Monolayer transition metal dichalcogenides, MX2 (M = Mo, W and X = S, Se), are direct-gap semiconductors with some interesting properties. First, the low-dimensional hexagonal structure leads to two inequivalent K-points, K and K’, in the brillioun zone. Second, this valley index and spin are intrinsically coupled, and spin-dependent selection rules enable one to independently populate and interrogate a unique K valley with circularly polarized light. Here we probe the degree of circular polarization of the emitted photoluminescence as function of the photo-excitation energy and temperature to elucidate spin-dependent inter- and intra-valley relaxation mechanisms. Monolayer flakes of MoS2 and MoSe2 show a strong depolarization as the excitation energy is increased. However, WS2 maintains significant polarization for high excitation energies, even at room temperature when properly prepared. We discuss the behavior of the polarization in terms of various phonon assisted intervalley scattering processes.

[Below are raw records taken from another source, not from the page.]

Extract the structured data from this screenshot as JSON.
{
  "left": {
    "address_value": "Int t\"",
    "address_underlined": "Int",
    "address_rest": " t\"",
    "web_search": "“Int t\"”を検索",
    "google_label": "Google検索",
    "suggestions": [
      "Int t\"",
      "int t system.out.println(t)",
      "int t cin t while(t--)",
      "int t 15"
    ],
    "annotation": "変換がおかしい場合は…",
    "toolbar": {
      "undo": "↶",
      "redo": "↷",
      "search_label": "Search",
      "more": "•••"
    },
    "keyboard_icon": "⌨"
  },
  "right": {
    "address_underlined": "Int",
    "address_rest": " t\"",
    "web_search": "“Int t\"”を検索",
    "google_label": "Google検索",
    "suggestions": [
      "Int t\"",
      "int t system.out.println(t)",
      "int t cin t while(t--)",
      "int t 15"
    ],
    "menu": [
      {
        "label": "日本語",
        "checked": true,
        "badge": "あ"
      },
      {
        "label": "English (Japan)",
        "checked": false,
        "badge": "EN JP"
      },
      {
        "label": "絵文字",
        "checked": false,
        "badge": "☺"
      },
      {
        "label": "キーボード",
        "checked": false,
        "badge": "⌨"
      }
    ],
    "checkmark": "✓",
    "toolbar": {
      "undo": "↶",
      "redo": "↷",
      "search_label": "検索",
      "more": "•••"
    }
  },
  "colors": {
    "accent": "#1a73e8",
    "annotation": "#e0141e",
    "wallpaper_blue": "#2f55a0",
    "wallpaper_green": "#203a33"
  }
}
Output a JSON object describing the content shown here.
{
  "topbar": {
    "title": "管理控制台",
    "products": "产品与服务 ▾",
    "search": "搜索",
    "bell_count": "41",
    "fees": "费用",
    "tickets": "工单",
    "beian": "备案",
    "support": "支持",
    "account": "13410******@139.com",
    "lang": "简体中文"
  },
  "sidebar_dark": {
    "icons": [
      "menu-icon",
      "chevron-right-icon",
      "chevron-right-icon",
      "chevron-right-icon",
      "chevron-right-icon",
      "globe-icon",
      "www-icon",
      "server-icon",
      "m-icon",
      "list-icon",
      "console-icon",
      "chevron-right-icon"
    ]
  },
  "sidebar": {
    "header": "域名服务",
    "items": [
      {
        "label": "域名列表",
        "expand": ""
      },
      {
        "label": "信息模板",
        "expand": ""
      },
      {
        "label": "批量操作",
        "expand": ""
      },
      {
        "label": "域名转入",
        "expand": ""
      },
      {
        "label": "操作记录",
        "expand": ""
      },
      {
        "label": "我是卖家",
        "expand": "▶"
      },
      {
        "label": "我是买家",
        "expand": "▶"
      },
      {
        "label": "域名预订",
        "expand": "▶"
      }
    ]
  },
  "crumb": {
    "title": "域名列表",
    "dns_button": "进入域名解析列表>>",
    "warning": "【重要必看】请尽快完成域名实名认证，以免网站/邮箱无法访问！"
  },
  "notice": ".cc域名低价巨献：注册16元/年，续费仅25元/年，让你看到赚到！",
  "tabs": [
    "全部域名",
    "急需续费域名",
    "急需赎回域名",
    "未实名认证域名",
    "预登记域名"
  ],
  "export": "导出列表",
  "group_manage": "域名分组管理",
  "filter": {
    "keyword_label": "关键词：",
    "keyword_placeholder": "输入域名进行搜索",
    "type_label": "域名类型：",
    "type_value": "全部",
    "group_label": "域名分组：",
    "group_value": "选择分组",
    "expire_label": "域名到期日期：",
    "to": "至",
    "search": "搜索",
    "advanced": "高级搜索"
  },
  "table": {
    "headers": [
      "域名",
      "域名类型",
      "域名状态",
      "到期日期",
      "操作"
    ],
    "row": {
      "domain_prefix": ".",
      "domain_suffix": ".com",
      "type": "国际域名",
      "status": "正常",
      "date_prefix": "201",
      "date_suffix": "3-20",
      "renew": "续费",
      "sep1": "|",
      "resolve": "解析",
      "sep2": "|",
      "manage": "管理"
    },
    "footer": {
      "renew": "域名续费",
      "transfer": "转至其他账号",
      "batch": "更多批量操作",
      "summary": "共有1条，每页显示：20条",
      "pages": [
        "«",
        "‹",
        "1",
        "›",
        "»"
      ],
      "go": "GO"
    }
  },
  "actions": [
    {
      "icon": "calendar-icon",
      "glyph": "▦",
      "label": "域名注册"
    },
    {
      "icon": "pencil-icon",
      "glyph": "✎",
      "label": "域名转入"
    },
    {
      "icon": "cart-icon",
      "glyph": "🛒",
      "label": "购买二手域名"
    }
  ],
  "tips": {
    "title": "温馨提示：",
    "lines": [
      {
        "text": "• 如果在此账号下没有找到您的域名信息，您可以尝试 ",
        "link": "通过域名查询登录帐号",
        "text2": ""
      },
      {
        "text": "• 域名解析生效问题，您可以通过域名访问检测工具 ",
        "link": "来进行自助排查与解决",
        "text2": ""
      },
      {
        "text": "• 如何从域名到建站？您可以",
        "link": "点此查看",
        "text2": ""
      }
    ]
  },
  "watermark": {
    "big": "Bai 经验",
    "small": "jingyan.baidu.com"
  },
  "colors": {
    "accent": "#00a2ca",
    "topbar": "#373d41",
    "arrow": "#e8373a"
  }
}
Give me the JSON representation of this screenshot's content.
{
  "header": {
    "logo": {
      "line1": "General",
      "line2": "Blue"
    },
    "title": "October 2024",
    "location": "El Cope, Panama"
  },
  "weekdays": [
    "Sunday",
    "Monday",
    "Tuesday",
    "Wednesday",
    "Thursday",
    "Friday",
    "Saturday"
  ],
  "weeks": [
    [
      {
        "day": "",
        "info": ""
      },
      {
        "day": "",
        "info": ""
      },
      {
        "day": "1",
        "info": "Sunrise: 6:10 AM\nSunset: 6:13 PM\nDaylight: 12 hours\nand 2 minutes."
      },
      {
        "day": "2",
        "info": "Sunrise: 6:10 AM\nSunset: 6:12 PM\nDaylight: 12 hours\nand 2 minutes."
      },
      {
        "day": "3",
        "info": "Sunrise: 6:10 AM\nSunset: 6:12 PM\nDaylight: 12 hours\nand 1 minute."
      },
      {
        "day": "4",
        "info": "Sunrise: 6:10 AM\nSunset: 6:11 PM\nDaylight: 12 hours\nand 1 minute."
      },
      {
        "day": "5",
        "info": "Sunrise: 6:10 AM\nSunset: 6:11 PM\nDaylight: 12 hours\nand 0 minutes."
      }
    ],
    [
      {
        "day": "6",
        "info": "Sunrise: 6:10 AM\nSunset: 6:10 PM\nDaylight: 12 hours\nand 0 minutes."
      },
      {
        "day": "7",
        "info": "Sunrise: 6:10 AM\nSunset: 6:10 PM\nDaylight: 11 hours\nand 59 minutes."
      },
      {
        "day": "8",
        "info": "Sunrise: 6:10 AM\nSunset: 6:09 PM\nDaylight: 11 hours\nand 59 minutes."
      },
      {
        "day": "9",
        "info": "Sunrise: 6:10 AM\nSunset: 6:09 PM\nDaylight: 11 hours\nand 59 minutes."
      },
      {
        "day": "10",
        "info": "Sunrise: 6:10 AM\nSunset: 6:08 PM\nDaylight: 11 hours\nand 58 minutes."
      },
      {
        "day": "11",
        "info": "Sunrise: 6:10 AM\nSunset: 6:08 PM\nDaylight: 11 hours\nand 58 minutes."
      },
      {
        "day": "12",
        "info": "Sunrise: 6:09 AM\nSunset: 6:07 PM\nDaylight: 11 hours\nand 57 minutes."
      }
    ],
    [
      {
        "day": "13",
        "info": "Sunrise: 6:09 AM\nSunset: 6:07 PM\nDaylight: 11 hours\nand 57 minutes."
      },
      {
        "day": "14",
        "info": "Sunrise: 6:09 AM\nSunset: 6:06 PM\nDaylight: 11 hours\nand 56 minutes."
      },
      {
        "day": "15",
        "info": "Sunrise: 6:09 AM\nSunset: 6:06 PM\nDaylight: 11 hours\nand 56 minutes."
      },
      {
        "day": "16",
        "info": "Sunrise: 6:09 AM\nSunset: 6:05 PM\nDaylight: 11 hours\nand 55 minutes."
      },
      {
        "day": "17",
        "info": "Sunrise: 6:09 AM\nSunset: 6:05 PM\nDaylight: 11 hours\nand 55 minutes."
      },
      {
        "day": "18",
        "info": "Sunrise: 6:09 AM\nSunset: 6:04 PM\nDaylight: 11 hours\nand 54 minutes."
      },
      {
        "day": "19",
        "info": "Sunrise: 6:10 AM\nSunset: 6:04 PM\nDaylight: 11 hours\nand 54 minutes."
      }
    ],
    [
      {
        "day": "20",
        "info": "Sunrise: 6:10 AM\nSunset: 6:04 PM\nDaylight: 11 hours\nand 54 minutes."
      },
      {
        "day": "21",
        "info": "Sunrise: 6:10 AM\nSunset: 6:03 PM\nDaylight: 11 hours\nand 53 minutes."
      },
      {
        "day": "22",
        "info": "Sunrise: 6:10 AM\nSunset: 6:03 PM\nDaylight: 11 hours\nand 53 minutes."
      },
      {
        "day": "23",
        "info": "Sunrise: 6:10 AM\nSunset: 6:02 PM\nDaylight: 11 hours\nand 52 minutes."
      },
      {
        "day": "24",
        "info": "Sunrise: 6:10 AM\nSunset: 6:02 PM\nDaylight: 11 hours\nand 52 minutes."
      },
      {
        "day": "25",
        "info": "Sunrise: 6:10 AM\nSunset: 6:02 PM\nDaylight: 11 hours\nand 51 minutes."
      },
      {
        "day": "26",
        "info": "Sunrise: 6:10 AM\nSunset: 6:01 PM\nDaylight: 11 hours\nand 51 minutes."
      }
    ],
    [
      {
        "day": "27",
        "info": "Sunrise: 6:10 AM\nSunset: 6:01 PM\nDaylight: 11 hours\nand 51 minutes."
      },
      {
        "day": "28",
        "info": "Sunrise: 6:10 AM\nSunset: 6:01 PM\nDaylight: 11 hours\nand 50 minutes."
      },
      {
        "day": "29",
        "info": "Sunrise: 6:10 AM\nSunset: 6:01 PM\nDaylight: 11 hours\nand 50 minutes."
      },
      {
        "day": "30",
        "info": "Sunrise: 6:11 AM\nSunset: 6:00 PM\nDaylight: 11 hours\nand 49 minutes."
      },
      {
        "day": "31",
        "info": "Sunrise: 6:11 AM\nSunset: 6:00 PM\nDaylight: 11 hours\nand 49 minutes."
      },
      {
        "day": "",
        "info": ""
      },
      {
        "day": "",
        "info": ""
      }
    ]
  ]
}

This work was supported by NRL and the NRL Nanoscience Institute
Tunnel barriers are key elements for both charge-and spin-based electronics, offering devices with reduced power consumption and new paradigms for information processing. Such devices require mating dissimilar materials, raising issues of heteroepitaxy, interface stability, and electronic states that severely complicate fabrication and compromise performance. Graphene is the perfect tunnel barrier. It is an insulator out-of-plane, possesses a defect-free, linear habit, and is impervious to interdiffusion. Nonetheless, true tunneling between two stacked graphene layers is not possible in environmental conditions (magnetic field, temperature, etc.) usable for electronics applications. However, two stacked graphene layers can be decoupled using chemical functionalization. Here, we demonstrate homoepitaxial tunnel barrier devices in which graphene serves as both the tunnel barrier and the high mobility transport channel. Beginning with multilayer graphene, we fluorinate or hydrogenate the top layer to decouple it from the bottom layer, so that it serves as a single monolayer tunnel barrier for both charge and spin injection into the lower graphene transport channel. We demonstrate successful tunneling by measuring non-linear IV curves, and a weakly temperature dependent zero bias resistance. We perform lateral transport of spin currents in non-local spin-valve structures and determine spin lifetimes with the non-local Hanle effect to be commensurate with previous studies (~200 ps). However, we also demonstrate the highest spin polarization efficiencies (~45%) yet measured in graphene-based spin devices .
 A.L. Friedman, et al., Homoepitaxial tunnel barriers with functionalized graphene-on-graphene for charge and spin transport, Nat. Comm. 5, 3161 (2014).